The team representing Israel
in an international cooking championship could not be more diverse: A Jew, a Muslim, a Christian and an Armenian make up the Israeli squad that competed in this year's Expogast Culinary World Cup in Luxemburg.
Armenian Sarkis Yacoubian, Jewish Charlie Fadida, Muslim Imad Shourbagi and Christian Johnny Goric – these four chefs were selected so as not to neglect any sector, and to send audiences a message of coexistence.
They arrived in Luxemburg last week motivated to show chefs from all corners of the world what can be done with a quail and some olive branches. They returned with three gold medals and their share of battle stories.
On November 23, after four years of preparation and several sleepless nights, the chefs could finally allow themselves to breath easy. With the medals in their hands, they took the time to thank the man who so greatly contributed to their victories: Antonio, a cook in a Luxemburg restaurant.
Only a few days earlier they did not know Antonio, but he became their savior during the games. Upon arriving to Luxemburg, they found out that the kitchen promised to them for preparations simply did not exist. "I told myself that nothing will come out of it," Fadida said. "We wanted to pull out of the race."
After wandering around the city searching for a solution, they found Antonio, who was kind enough to allow them make use of the restaurant where he works. They cooked in the kitchen and utilized the basement, as well as the laundry facility of the hotel where the restaurant was located – laundry facility being fancy name for a moldy cluttered room with loose cables hanging from the ceiling, littered with cigarette butts.
"We began looking for pots here, and we found things that haven't been used in years," Fadida said, referring to the so-called laundromat. "You can succeed even in tough conditions."
Assisted by four honor students from the east Jerusalem culinary institute Notre Dame, they cooked to the sound of the washing machines. With the combination of religions and ethnicities, it was not surprising that the Italian Antonio proudly spoke of how nice his new friends were and how glad he was to see them return with medals.
In gratitude, the contestants made the restaurant workers an ethnic meal influenced by their diverse origins, and Johnny Goric gave Antonio a wooden cross – a memento from the holy land.

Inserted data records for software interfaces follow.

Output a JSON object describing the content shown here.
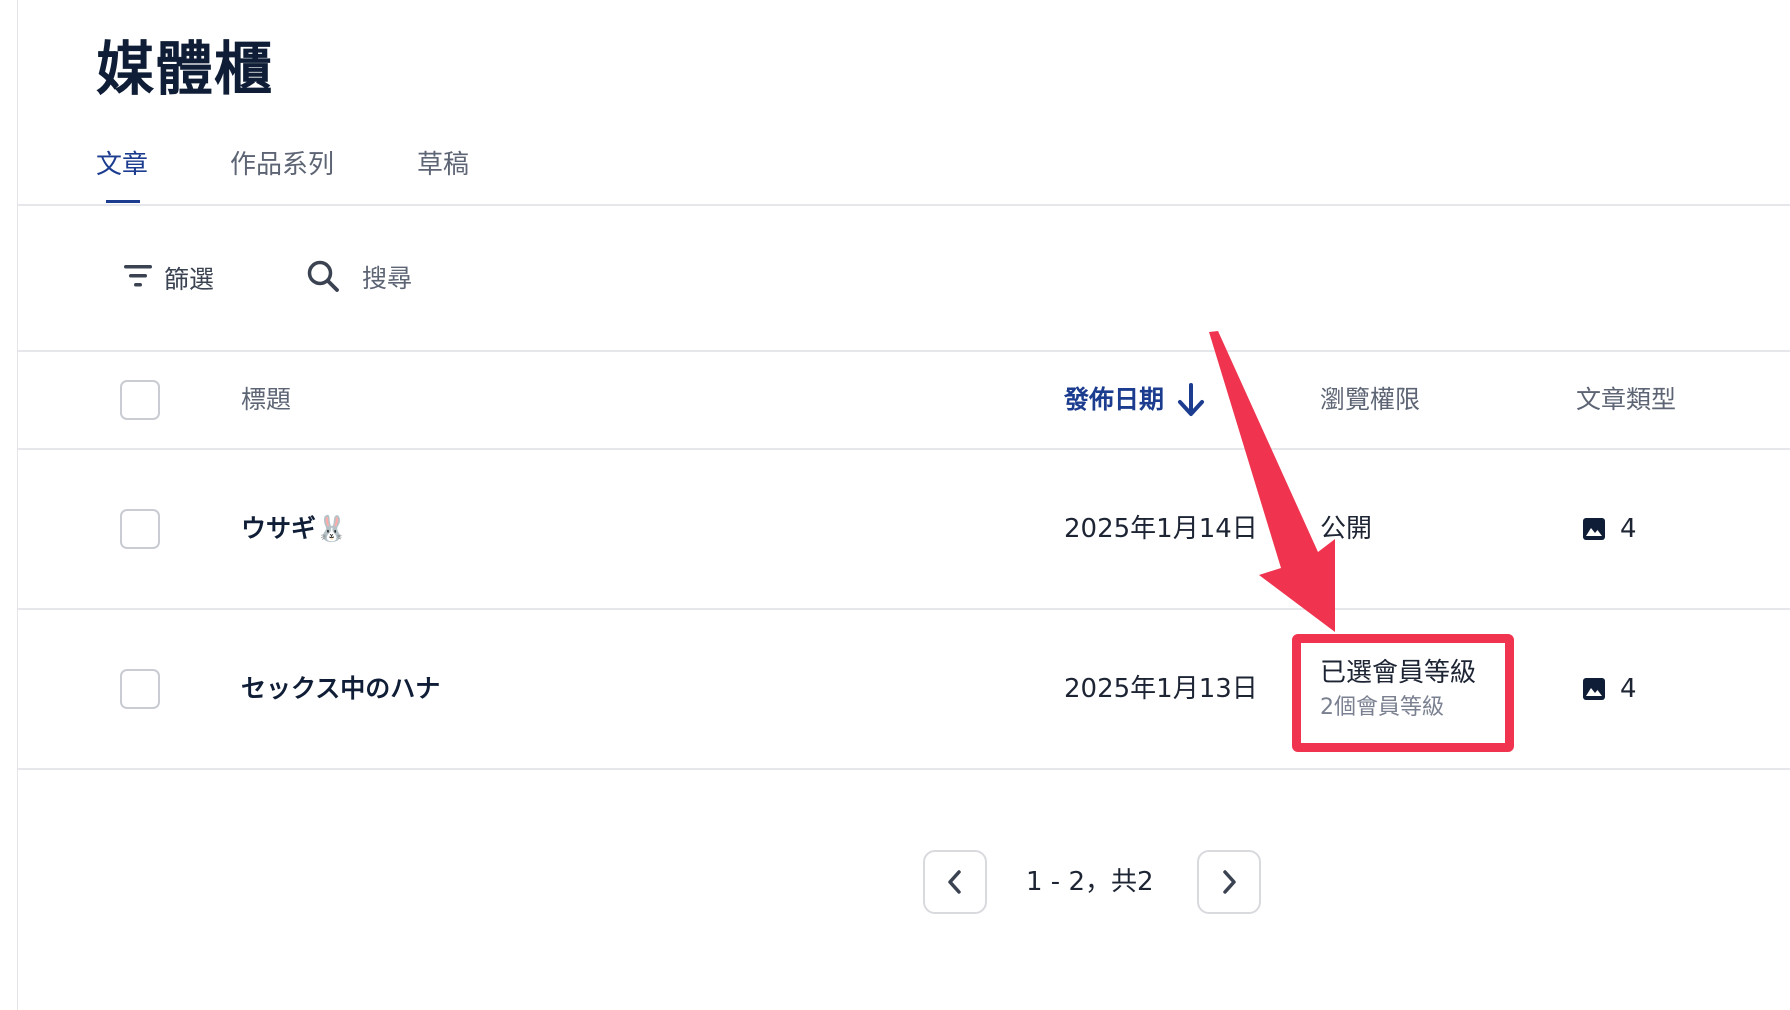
{
  "page": {
    "title": "媒體櫃"
  },
  "tabs": [
    {
      "label": "文章",
      "active": true
    },
    {
      "label": "作品系列",
      "active": false
    },
    {
      "label": "草稿",
      "active": false
    }
  ],
  "toolbar": {
    "filter_label": "篩選",
    "search_placeholder": "搜尋"
  },
  "table": {
    "headers": {
      "title": "標題",
      "publish_date": "發佈日期",
      "access": "瀏覽權限",
      "post_type": "文章類型"
    },
    "sort": {
      "column": "publish_date",
      "direction": "desc"
    },
    "rows": [
      {
        "title": "ウサギ🐰",
        "publish_date": "2025年1月14日",
        "access": "公開",
        "access_detail": "",
        "post_type_icon": "image-icon",
        "post_type_count": "4"
      },
      {
        "title": "セックス中のハナ",
        "publish_date": "2025年1月13日",
        "access": "已選會員等級",
        "access_detail": "2個會員等級",
        "post_type_icon": "image-icon",
        "post_type_count": "4"
      }
    ]
  },
  "pagination": {
    "text": "1 - 2，共2"
  },
  "colors": {
    "accent": "#1c3d8f",
    "annotation": "#f0344f",
    "text": "#0f1e36",
    "muted": "#5d6575"
  }
}
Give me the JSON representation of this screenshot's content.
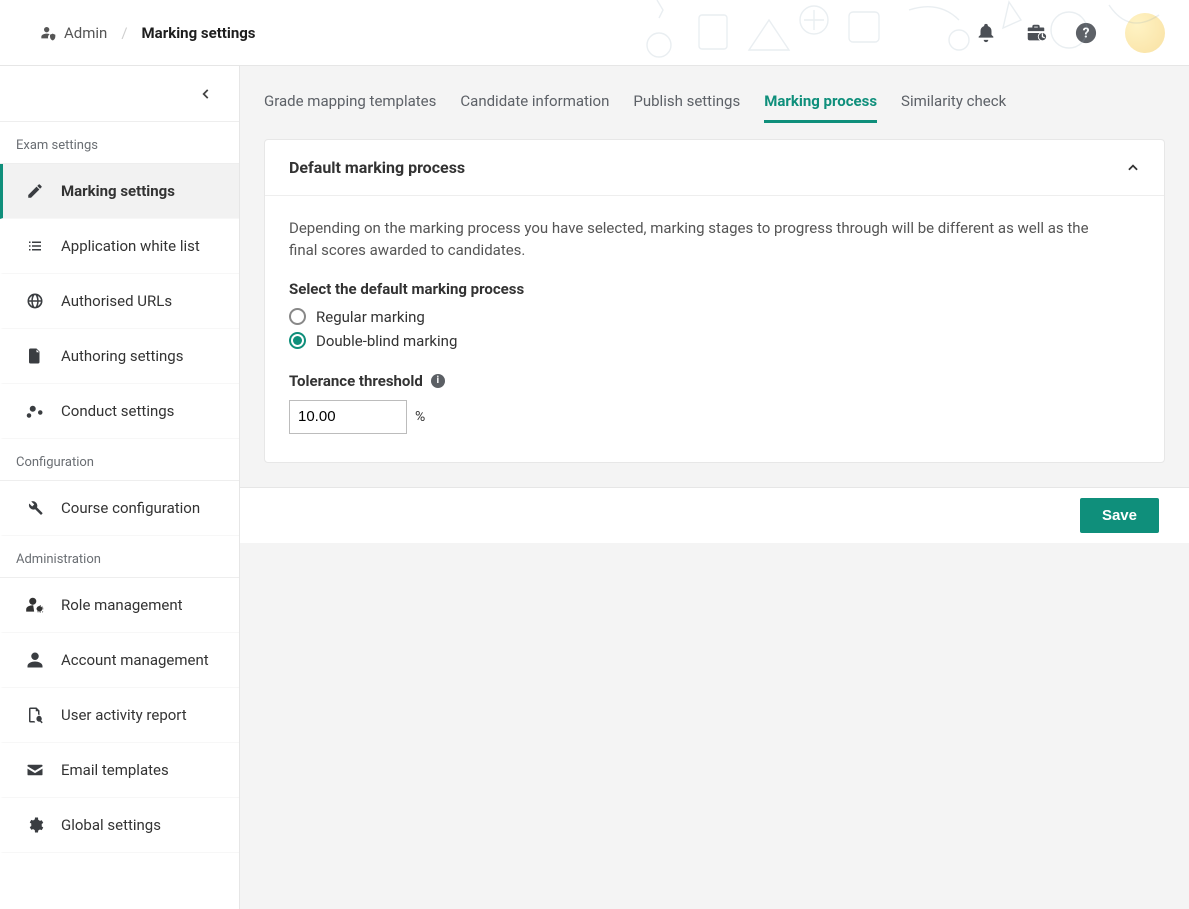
{
  "breadcrumb": {
    "root": "Admin",
    "current": "Marking settings"
  },
  "sidebar": {
    "sections": [
      {
        "header": "Exam settings",
        "items": [
          {
            "id": "marking-settings",
            "label": "Marking settings",
            "icon": "pencil",
            "active": true
          },
          {
            "id": "whitelist",
            "label": "Application white list",
            "icon": "list"
          },
          {
            "id": "auth-urls",
            "label": "Authorised URLs",
            "icon": "globe"
          },
          {
            "id": "authoring",
            "label": "Authoring settings",
            "icon": "file"
          },
          {
            "id": "conduct",
            "label": "Conduct settings",
            "icon": "cogs"
          }
        ]
      },
      {
        "header": "Configuration",
        "items": [
          {
            "id": "course-config",
            "label": "Course configuration",
            "icon": "wrench"
          }
        ]
      },
      {
        "header": "Administration",
        "items": [
          {
            "id": "roles",
            "label": "Role management",
            "icon": "users-cog"
          },
          {
            "id": "accounts",
            "label": "Account management",
            "icon": "user"
          },
          {
            "id": "activity",
            "label": "User activity report",
            "icon": "file-search"
          },
          {
            "id": "email",
            "label": "Email templates",
            "icon": "envelope"
          },
          {
            "id": "global",
            "label": "Global settings",
            "icon": "cog"
          }
        ]
      }
    ]
  },
  "tabs": [
    {
      "id": "grade-mapping",
      "label": "Grade mapping templates"
    },
    {
      "id": "candidate-info",
      "label": "Candidate information"
    },
    {
      "id": "publish",
      "label": "Publish settings"
    },
    {
      "id": "marking-process",
      "label": "Marking process",
      "active": true
    },
    {
      "id": "similarity",
      "label": "Similarity check"
    }
  ],
  "panel": {
    "title": "Default marking process",
    "description": "Depending on the marking process you have selected, marking stages to progress through will be different as well as the final scores awarded to candidates.",
    "select_label": "Select the default marking process",
    "options": [
      {
        "id": "regular",
        "label": "Regular marking",
        "selected": false
      },
      {
        "id": "double-blind",
        "label": "Double-blind marking",
        "selected": true
      }
    ],
    "tolerance_label": "Tolerance threshold",
    "tolerance_value": "10.00",
    "tolerance_unit": "%"
  },
  "footer": {
    "save_label": "Save"
  }
}
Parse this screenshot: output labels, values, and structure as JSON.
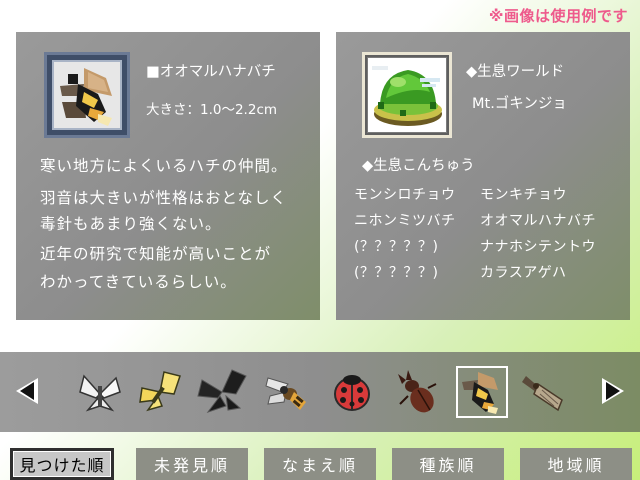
{
  "notice": "※画像は使用例です",
  "left_panel": {
    "name": "■オオマルハナバチ",
    "size": "大きさ：1.0〜2.2cm",
    "description": [
      "寒い地方によくいるハチの仲間。",
      "羽音は大きいが性格はおとなしく",
      "毒針もあまり強くない。",
      "近年の研究で知能が高いことが",
      "わかってきているらしい。"
    ],
    "portrait_icon": "bumblebee-icon"
  },
  "right_panel": {
    "world_heading": "◆生息ワールド",
    "world_name": "Mt.ゴキンジョ",
    "insects_heading": "◆生息こんちゅう",
    "insects": [
      [
        "モンシロチョウ",
        "モンキチョウ"
      ],
      [
        "ニホンミツバチ",
        "オオマルハナバチ"
      ],
      [
        "(？？？？？)",
        "ナナホシテントウ"
      ],
      [
        "(？？？？？)",
        "カラスアゲハ"
      ]
    ],
    "portrait_icon": "mountain-island-icon"
  },
  "carousel": {
    "items": [
      {
        "icon": "cabbage-white-butterfly-icon"
      },
      {
        "icon": "yellow-butterfly-icon"
      },
      {
        "icon": "swallowtail-butterfly-icon"
      },
      {
        "icon": "honeybee-icon"
      },
      {
        "icon": "ladybug-icon"
      },
      {
        "icon": "stag-beetle-icon"
      },
      {
        "icon": "bumblebee-icon"
      },
      {
        "icon": "cicada-icon"
      }
    ],
    "selected_index": 6
  },
  "sort_buttons": [
    {
      "label": "見つけた順",
      "active": true
    },
    {
      "label": "未発見順",
      "active": false
    },
    {
      "label": "なまえ順",
      "active": false
    },
    {
      "label": "種族順",
      "active": false
    },
    {
      "label": "地域順",
      "active": false
    }
  ]
}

Goric, who cooks at the InterContinental Hotel in Jericho and is the chef for the Norwegian ambassador to the Palestinian Authority, has made meals for King Abdullah II of Jordan
and former French President Jacques Chirac. In 1994, he cooked for then-Foreign Minister Shimon Peres,
then-Prime Minister Yitzhak Rabin
and then-Palestinian leader Yasser Arafat.
He dreams of opening a restaurant in Israel, while not discarding the possibility of immigrating to Sweden, because he has had enough of politics – a subject the chefs purposefully avoid in the kitchen. "Clearly each one of us has his own feelings," he said. "As chefs working together, we don't pay attention to it."
Calm rules these chefs' kitchen; no one pelts frying pans or rubs salt in anyone's wounds. Chef Imad Shourbagi is used to the company of his teammate Fadida, since they work together at the Sheraton Hotel in Tel Aviv. "Charlie and I are like brothers," he says, but admits that he doesn't understand the Israeli leaders, and their difficulty of arriving at an agreement.
"If we are getting along, what is the problem of the ones in leadership?" he asks. "Unfortunately, it's a small minority that makes the decisions. We can't let it take over our lives. To each his own beliefs, that what I teach my children."
Sarkis Yacoubian was the one to initiate the collaboration, which is dubbed "Taste of Peace." He was born in Beirut, and after visiting his grandmother in Jerusalem in 1967, his family was forced to stay when the Six Day War broke out. "The borders were closed and we couldn't leave," he said. "So we stayed and started over. I'm not sorry about it."
Yacoubian said he empathize with the Jewish people, since the Armenian people suffered multiple hardships as well. "For 25 years I have grown among Arabs, and 25 years among Jews. I have friends on both sides. It's not an issue of religion and nationality, it's an issue of being a human being," he said.
Twenty-year-old Moussa was one of the four sous-chefs picked from the Notre Dame school to accompany the team to Luxemburg. Born in Jerusalem's Christian Quarter, he currently lives in the Qalandiya refugee camp.
"We don't have any problems in our kitchen," he said while meticulously ridding a roasted eggplant of its innards. "We cook like brothers, everything together. The chefs are great people, they speak gently and patiently."
The diverse team inevitably drew much interest during the competition, and caught the attention of the World Chefs Association Societies President Gissur Gudmundsson, who came to their corner for some wine and chocolate. The collaboration is a model for chefs all over the world, Gudmundsson said while writing down tips the chefs gave him.
According to Gudmundsson , everything begins and ends in the kitchen; chefs cook for many powerful people, and have the power to kill more people than a bomb. On the other hand, he noted, everyone must eat, so when there's food, there's peace.